◆ Records supplied ◆

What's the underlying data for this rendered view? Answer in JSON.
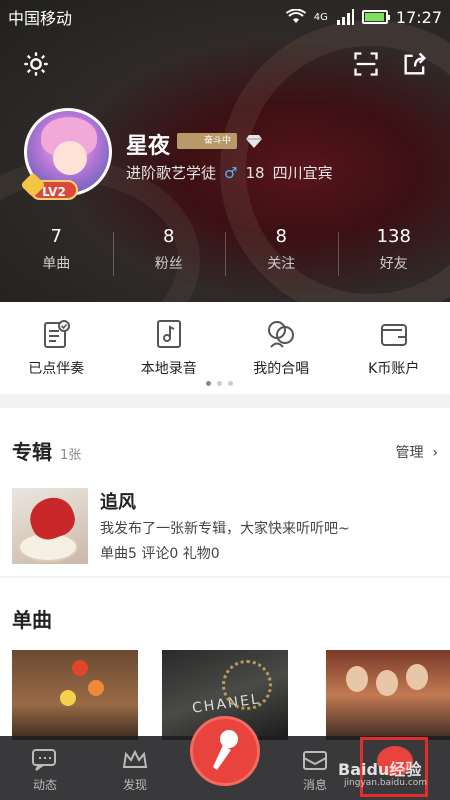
{
  "status_bar": {
    "carrier": "中国移动",
    "network": "4G",
    "time": "17:27",
    "battery_level": 0.85
  },
  "profile": {
    "name": "星夜",
    "rank_tag": "奋斗中",
    "level": "LV2",
    "title": "进阶歌艺学徒",
    "gender_icon": "male-icon",
    "age": "18",
    "location": "四川宜宾"
  },
  "stats": [
    {
      "value": "7",
      "label": "单曲"
    },
    {
      "value": "8",
      "label": "粉丝"
    },
    {
      "value": "8",
      "label": "关注"
    },
    {
      "value": "138",
      "label": "好友"
    }
  ],
  "actions": [
    {
      "label": "已点伴奏",
      "icon": "checklist-icon"
    },
    {
      "label": "本地录音",
      "icon": "music-file-icon"
    },
    {
      "label": "我的合唱",
      "icon": "duet-icon"
    },
    {
      "label": "K币账户",
      "icon": "wallet-icon"
    }
  ],
  "album": {
    "section_title": "专辑",
    "count": "1张",
    "manage_label": "管理",
    "name": "追风",
    "description": "我发布了一张新专辑，大家快来听听吧~",
    "meta": "单曲5 评论0 礼物0"
  },
  "singles": {
    "section_title": "单曲"
  },
  "tabbar": {
    "items": [
      {
        "label": "动态",
        "icon": "chat-icon"
      },
      {
        "label": "发现",
        "icon": "crown-icon"
      },
      {
        "label": "消息",
        "icon": "mail-icon"
      }
    ],
    "record_icon": "microphone-icon"
  },
  "watermark": {
    "text": "Baidu经验",
    "sub": "jingyan.baidu.com"
  },
  "colors": {
    "accent": "#e8433c",
    "highlight_box": "#e22d2d"
  }
}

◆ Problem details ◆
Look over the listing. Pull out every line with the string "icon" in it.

◆ Answer box ◆
    "gender_icon": "male-icon",
      "icon": "checklist-icon"
      "icon": "music-file-icon"
      "icon": "duet-icon"
      "icon": "wallet-icon"
        "icon": "chat-icon"
        "icon": "crown-icon"
        "icon": "mail-icon"
    "record_icon": "microphone-icon"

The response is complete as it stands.